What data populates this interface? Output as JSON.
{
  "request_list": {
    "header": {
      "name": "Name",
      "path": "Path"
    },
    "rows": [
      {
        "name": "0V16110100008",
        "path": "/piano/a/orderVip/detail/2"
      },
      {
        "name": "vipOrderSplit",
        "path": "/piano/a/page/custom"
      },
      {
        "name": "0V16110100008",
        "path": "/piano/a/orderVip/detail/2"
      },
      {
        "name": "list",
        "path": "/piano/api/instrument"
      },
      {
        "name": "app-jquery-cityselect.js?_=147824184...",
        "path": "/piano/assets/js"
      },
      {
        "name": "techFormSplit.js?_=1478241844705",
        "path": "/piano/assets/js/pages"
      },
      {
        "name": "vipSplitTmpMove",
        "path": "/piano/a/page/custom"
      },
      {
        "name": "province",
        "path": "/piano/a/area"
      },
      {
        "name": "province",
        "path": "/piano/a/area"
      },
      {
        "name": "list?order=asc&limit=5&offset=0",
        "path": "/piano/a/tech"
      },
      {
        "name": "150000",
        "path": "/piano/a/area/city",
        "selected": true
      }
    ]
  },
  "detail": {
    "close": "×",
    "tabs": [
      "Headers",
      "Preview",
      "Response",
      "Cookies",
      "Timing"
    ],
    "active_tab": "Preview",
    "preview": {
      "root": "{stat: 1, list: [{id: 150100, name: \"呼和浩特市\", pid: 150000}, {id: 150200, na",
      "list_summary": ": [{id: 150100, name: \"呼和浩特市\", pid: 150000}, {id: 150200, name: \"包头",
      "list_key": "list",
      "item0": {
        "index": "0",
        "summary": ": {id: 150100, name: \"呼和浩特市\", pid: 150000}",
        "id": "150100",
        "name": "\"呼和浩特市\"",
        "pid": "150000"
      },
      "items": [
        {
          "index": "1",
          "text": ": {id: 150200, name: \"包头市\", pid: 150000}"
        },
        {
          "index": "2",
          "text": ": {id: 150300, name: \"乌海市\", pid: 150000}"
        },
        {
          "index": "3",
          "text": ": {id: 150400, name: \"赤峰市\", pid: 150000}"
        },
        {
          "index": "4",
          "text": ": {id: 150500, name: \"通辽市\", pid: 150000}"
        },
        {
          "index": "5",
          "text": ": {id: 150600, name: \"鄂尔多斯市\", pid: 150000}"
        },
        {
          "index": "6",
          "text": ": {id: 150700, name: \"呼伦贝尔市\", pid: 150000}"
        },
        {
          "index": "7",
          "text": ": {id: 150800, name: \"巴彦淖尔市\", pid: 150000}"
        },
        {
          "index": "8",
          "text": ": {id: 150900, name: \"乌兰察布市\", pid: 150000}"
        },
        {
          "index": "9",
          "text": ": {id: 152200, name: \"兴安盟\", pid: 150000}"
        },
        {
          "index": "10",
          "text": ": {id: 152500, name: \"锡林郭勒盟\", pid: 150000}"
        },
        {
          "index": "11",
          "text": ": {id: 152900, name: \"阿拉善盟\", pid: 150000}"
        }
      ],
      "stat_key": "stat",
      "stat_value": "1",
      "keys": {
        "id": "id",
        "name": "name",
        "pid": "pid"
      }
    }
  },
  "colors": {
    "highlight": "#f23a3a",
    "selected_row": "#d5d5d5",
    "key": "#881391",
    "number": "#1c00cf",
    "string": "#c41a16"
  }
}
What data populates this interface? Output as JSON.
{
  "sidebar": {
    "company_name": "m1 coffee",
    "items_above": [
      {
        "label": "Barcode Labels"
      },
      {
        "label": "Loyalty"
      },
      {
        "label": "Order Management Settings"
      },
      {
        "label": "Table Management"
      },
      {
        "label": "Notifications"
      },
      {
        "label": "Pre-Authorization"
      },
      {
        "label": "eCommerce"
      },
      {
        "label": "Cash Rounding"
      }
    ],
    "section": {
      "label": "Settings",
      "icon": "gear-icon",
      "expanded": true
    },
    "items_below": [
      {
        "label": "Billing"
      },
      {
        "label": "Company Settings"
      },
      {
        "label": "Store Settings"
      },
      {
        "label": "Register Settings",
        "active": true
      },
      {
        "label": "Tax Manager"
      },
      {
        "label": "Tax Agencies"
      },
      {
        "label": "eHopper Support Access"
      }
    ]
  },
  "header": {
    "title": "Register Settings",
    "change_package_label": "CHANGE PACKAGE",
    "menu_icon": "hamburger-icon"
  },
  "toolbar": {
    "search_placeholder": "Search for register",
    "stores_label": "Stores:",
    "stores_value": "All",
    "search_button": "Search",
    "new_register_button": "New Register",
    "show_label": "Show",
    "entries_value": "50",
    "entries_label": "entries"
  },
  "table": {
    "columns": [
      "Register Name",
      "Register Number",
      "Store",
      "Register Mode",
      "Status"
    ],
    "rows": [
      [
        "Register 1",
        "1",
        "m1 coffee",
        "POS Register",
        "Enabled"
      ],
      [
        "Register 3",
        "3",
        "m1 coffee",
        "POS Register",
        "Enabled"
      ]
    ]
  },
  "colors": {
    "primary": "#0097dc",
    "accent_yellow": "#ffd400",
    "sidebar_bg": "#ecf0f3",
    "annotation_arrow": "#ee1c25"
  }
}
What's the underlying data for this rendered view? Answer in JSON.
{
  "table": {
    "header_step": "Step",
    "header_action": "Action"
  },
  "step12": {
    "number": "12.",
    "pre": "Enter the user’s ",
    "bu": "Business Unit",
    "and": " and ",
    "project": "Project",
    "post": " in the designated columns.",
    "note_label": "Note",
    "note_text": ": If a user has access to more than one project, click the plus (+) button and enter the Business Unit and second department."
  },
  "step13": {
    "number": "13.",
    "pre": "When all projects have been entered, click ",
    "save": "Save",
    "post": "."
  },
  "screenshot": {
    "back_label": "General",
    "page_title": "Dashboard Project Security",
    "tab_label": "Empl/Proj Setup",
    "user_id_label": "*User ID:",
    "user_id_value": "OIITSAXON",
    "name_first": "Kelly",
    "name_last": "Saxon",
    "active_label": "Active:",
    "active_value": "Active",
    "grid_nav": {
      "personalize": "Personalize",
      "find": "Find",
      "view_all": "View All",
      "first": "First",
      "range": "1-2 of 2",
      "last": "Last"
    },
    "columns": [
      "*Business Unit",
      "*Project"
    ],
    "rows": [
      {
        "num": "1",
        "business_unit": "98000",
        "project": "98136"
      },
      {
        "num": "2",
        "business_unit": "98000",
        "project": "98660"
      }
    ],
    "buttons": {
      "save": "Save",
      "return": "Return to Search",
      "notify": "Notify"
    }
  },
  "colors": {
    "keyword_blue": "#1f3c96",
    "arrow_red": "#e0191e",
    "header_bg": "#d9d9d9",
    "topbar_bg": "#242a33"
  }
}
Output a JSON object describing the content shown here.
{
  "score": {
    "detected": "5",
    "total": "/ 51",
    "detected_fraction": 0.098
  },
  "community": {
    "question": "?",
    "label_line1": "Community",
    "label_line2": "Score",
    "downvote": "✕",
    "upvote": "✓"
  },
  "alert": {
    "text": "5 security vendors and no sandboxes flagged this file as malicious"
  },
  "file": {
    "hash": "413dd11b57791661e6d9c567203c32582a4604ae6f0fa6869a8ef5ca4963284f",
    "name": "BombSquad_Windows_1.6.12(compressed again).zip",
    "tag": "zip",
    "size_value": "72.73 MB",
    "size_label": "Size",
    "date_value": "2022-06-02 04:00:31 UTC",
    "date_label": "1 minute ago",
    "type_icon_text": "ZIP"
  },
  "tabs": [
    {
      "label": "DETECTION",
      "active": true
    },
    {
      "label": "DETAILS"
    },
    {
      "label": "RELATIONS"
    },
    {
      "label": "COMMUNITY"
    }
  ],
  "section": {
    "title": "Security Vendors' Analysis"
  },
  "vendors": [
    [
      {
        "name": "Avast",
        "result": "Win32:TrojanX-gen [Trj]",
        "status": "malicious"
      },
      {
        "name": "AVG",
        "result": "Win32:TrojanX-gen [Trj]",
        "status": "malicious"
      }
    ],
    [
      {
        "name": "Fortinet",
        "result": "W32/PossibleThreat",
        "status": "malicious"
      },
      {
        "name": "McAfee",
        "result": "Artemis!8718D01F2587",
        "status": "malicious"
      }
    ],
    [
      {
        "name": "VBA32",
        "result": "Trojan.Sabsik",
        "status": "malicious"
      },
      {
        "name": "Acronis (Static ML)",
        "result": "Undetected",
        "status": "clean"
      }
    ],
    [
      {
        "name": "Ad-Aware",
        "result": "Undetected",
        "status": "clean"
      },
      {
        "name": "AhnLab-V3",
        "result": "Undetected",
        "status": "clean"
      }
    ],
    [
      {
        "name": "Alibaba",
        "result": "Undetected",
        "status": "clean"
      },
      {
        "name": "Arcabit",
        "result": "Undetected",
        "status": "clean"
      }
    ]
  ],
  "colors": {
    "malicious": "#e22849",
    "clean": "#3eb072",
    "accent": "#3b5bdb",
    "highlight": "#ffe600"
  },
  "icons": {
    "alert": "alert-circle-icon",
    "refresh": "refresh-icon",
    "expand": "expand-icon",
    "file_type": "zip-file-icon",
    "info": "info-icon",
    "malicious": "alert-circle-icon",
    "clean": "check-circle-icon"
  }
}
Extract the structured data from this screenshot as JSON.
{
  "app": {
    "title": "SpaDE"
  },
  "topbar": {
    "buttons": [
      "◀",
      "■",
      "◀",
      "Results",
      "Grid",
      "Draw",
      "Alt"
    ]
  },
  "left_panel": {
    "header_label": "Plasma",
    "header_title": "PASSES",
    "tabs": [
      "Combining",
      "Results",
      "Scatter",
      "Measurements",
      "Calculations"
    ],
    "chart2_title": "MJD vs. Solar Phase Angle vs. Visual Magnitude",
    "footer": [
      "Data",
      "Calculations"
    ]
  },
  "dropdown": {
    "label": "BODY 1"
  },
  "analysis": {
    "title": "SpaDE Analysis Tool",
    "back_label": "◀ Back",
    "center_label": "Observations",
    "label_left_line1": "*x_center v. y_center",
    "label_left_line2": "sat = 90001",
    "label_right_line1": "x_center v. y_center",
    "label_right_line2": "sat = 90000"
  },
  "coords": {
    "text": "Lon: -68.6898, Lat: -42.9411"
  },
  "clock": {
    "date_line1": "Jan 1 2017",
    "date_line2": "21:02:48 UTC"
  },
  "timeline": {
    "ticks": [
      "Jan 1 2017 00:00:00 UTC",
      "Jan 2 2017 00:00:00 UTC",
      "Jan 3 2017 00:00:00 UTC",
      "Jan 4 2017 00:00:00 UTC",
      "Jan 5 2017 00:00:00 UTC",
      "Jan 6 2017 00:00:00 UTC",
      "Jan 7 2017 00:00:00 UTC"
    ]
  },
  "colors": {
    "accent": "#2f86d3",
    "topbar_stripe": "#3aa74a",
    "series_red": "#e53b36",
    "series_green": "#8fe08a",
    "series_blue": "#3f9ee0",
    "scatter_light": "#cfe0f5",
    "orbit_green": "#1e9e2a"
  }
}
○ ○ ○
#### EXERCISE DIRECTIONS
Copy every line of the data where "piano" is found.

#### OUTPUT OF THE TASK
        "path": "/piano/a/orderVip/detail/2"
        "path": "/piano/a/page/custom"
        "path": "/piano/a/orderVip/detail/2"
        "path": "/piano/api/instrument"
        "path": "/piano/assets/js"
        "path": "/piano/assets/js/pages"
        "path": "/piano/a/page/custom"
        "path": "/piano/a/area"
        "path": "/piano/a/area"
        "path": "/piano/a/tech"
        "path": "/piano/a/area/city",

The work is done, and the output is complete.